In the Part III Topics in Set Theory course, we have used forcing to show the consistency of the Continuum Hypothesis, and we are about to show the consistency of its negation. I don’t really grok forcing at the moment, so I thought I would go through an example.

As an exercise in understanding the definitions involved, I find the Eilenberg-Moore category of a certain functor.

It has been proposed to me that if one is to play the National Lottery, one should be sure to select one’s own numbers instead of allowing the machine to select them for you. This is not an optimal strategy.

Here I explain proof by contradiction so that anyone who has ever done a sudoku and seen algebra may understand it.

In the summer of 2015, I worked through Awodey’s Category Theory, and I produced a large collection of posts as I tried to understand its contents. These posts are probably not of much interest to anyone who is just looking for something to read, so they’re siloed off.

In which I am a wizard. Sometimes as a student, the work piles up and I start to think “I’ll never finish this”. It becomes easy to think that there’s no point in working because the work will never be over. When that happens to me, I imagine that my course is magic/alchemy/something with flashy special effects. I’m going through the Wizardry Academy, and I’ll graduate able to manipulate the four elements.

I’m clearing out my computer, and found a file which may as well be here. Chunking: The first thing to do is to run through the sentence, identifying the verbs and anything that looks like it might be a verb (even in a strange form, like “passus” or “ascendere”). Run through a second time, looking for structures like “ut + subjunctive” and “non solum… sed etiam…” - if a verb you spotted is in an odd form, this is when you look quickly for why it’s in that form.

I recently saw a problem from an Indian maths olympiad: There is a square arrangement made out of n elements on each side (n^2 elements total). You can put assign a value of +1 or -1 to any element. A function f is defined as the sum of the products of the elements of each row, over all rows and g is defined as the sum of the product of elements of each column, over all columns.

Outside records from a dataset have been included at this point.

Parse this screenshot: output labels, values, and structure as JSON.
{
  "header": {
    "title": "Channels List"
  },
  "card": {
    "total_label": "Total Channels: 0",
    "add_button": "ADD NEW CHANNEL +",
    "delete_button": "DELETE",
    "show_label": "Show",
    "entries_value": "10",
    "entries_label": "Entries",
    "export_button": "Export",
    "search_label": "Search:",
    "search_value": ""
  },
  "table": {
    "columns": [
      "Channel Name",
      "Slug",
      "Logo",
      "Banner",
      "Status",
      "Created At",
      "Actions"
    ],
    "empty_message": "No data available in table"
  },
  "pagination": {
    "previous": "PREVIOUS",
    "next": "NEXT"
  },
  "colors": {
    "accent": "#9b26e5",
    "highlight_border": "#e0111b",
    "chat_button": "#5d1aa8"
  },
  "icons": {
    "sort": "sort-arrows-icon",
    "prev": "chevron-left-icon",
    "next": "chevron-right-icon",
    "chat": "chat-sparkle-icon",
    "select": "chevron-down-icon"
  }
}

I’ve just come back from seeing Interstellar, a film of peril and physics. This post will be spoiler-free except for sections which are in rot13. I thought the film was excellent. My previous favourite film in its genre was Sunshine, but this beats it in many ways, chiefly that the physics portrayed in Interstellar - relativity, primarily - is not so wrong that it’s immediately implausible. Indeed, some physics-driven plot twists (such as gvqny sbeprf arne n oynpx ubyr) I called in advance, which is a testament to how closely the film matched my physical expectations.

In which I provide my favourite carols and my favourite renditions of them. In no particular order, except that 1) must be at the start and 9) at the end. Once in Royal David’s City. Always opens the Festival of Nine Lessons and Carols. Has the same problem as 9) in that the only nice recordings seem to have congregations in, but I suppose that’s all part of it.

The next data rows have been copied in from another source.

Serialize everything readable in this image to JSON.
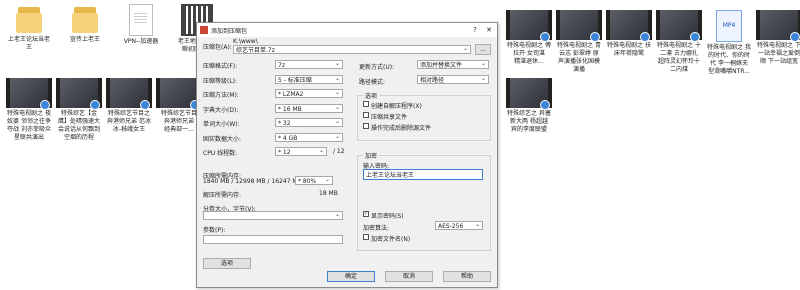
{
  "desktop": {
    "top_row": [
      {
        "kind": "folder",
        "label": "上老王论坛当老\n王"
      },
      {
        "kind": "folder",
        "label": "宣传上老王"
      },
      {
        "kind": "doc",
        "label": "VPN--加速器"
      },
      {
        "kind": "qr",
        "label": "老王地址-永久\n瞬初回到户"
      }
    ],
    "top_row_right": [
      {
        "kind": "video",
        "label": "特殊电视剧之 傅\n拉开·女司湛\n精湛退休..."
      },
      {
        "kind": "video",
        "label": "特殊电视剧之 青\n云志 彭翠婷 原\n声演播张化国模\n演播"
      },
      {
        "kind": "video",
        "label": "特殊电视剧之 扶\n床年荷隐鹭"
      },
      {
        "kind": "video",
        "label": "特殊电视剧之 十\n二凛 古力娜扎\n超阵灵幻怀玲十\n二内煤"
      },
      {
        "kind": "mp4",
        "label": "特殊电视剧之 我\n的时代、你的时\n代 李一桐嫁夫\n型滑嘴嚼NTR..."
      },
      {
        "kind": "video",
        "label": "特殊电视剧之 下\n一站幸福之爱倒\n顺 下一站组宽"
      }
    ],
    "second_row": [
      {
        "kind": "video",
        "label": "特殊电视剧之 夜\n奴婆 邻邻之往争\n夺战 刘亦菲吸众\n星联共演出"
      },
      {
        "kind": "video",
        "label": "特殊综艺【金\n鹰】处晴强速大\n会说话从何飘到\n空烟的历程"
      },
      {
        "kind": "video",
        "label": "特殊综艺节目之\n奔港师兄弟 范冰\n冰-秭峨女王"
      },
      {
        "kind": "video",
        "label": "特殊综艺节目\n奔港师兄弟\n经典部一..."
      }
    ],
    "second_row_right": [
      {
        "kind": "video",
        "label": "特殊综艺之 异塞\n新大两 杨超越\n宾的李度联盟"
      }
    ]
  },
  "dialog": {
    "title": "添加到压缩包",
    "help_glyph": "?",
    "close_glyph": "✕",
    "archive_label": "压缩包(A):",
    "archive_path": "K:\\www\\",
    "archive_name": "综艺节目单.7z",
    "browse_label": "...",
    "left_fields": [
      {
        "label": "压缩格式(F):",
        "value": "7z"
      },
      {
        "label": "压缩等级(L):",
        "value": "5 - 标准压缩"
      },
      {
        "label": "压缩方法(M):",
        "value": "* LZMA2"
      },
      {
        "label": "字典大小(D):",
        "value": "* 16 MB"
      },
      {
        "label": "单词大小(W):",
        "value": "* 32"
      },
      {
        "label": "固实数据大小:",
        "value": "* 4 GB"
      },
      {
        "label": "CPU 线程数:",
        "value": "* 12",
        "suffix": "/ 12"
      }
    ],
    "memory_compress_label": "压缩所需内存:",
    "memory_compress_value": "1840 MB / 12998 MB / 16247 MB",
    "memory_percent": "* 80%",
    "memory_decompress_label": "解压所需内存:",
    "memory_decompress_value": "18 MB",
    "split_label": "分卷大小，字节(V):",
    "params_label": "参数(P):",
    "options_button": "选项",
    "update_label": "更新方式(U):",
    "update_value": "添加并替换文件",
    "path_label": "路径模式:",
    "path_value": "相对路径",
    "options_group_title": "选项",
    "options": [
      {
        "label": "创建自解压程序(X)",
        "checked": false
      },
      {
        "label": "压缩共享文件",
        "checked": false
      },
      {
        "label": "操作完成后删除源文件",
        "checked": false
      }
    ],
    "encrypt_group_title": "加密",
    "password_label": "输入密码:",
    "password_value": "上老王论坛当老王",
    "show_password_label": "显示密码(S)",
    "show_password_checked": true,
    "encrypt_method_label": "加密算法:",
    "encrypt_method_value": "AES-256",
    "encrypt_names_label": "加密文件名(N)",
    "encrypt_names_checked": false,
    "ok_label": "确定",
    "cancel_label": "取消",
    "help_label": "帮助"
  }
}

Wherein I detail the most beautiful proof of a theorem I’ve ever seen, in a bite-size form suitable for an Anki deck. I attach the [Anki deck], which contains the bulleted lines of this post as flashcards. Statement There’s no particularly nice way to motivate this in this context, I’m afraid, so we’ll just dive in. I have found this method extremely hard to motivate - a few of the steps are a glorious magic.

A very brief post about the solution to a problem I came across in Python. In the course of my work on Sextant (specifically the project to add support for accessing a Neo4j instance by SSH), I ran into a problem whose nature is explained here as the Name Shadowing Trap. Essentially, in a project whose root directory contains a bin/executable.py script, which is intended as a thin wrapper to the module executable, you can’t import executable, because the bin/executable.

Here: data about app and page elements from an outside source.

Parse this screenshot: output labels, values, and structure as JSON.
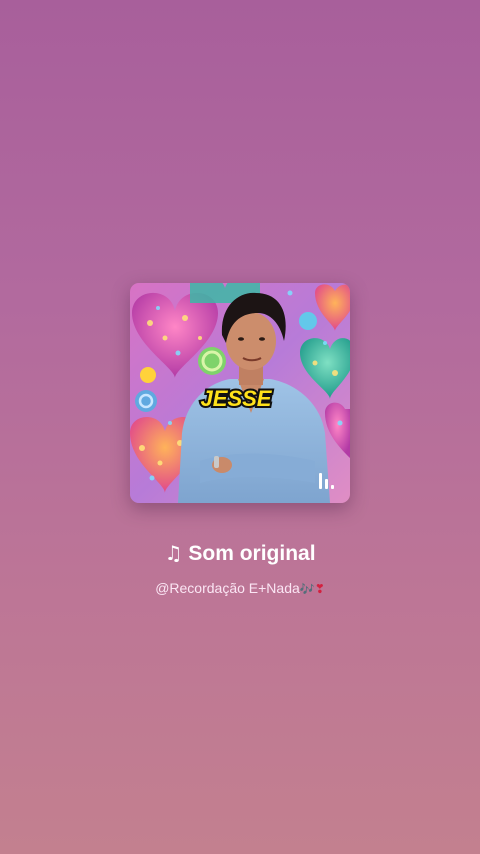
{
  "sound": {
    "title": "Som original",
    "author": "@Recordação E+Nada",
    "author_emoji_1": "🎶",
    "author_emoji_2": "❣"
  },
  "cover": {
    "badge_text": "JESSE",
    "icon": "audio-bars-icon",
    "colors": {
      "badge_fill": "#ffe21a",
      "badge_stroke": "#111111",
      "shirt": "#8fb6dc",
      "background_accent": "#d873c4"
    }
  },
  "colors": {
    "background_top": "#a85f9b",
    "background_bottom": "#c3808f",
    "title": "#ffffff",
    "subtitle": "#fbe6f4"
  }
}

One day, a group of investors came to Bezos in the Temple and begged of him, “You are known throughout the land for your wisdom. Please tell us: what lessons did you learn early in life, which we have not yet learnt?” Bezos replied thus. “When I was but a child, when I had not yet seen seven summers, I discovered that my teacher had a bountiful store of chocolates hidden in the stationery cupboard.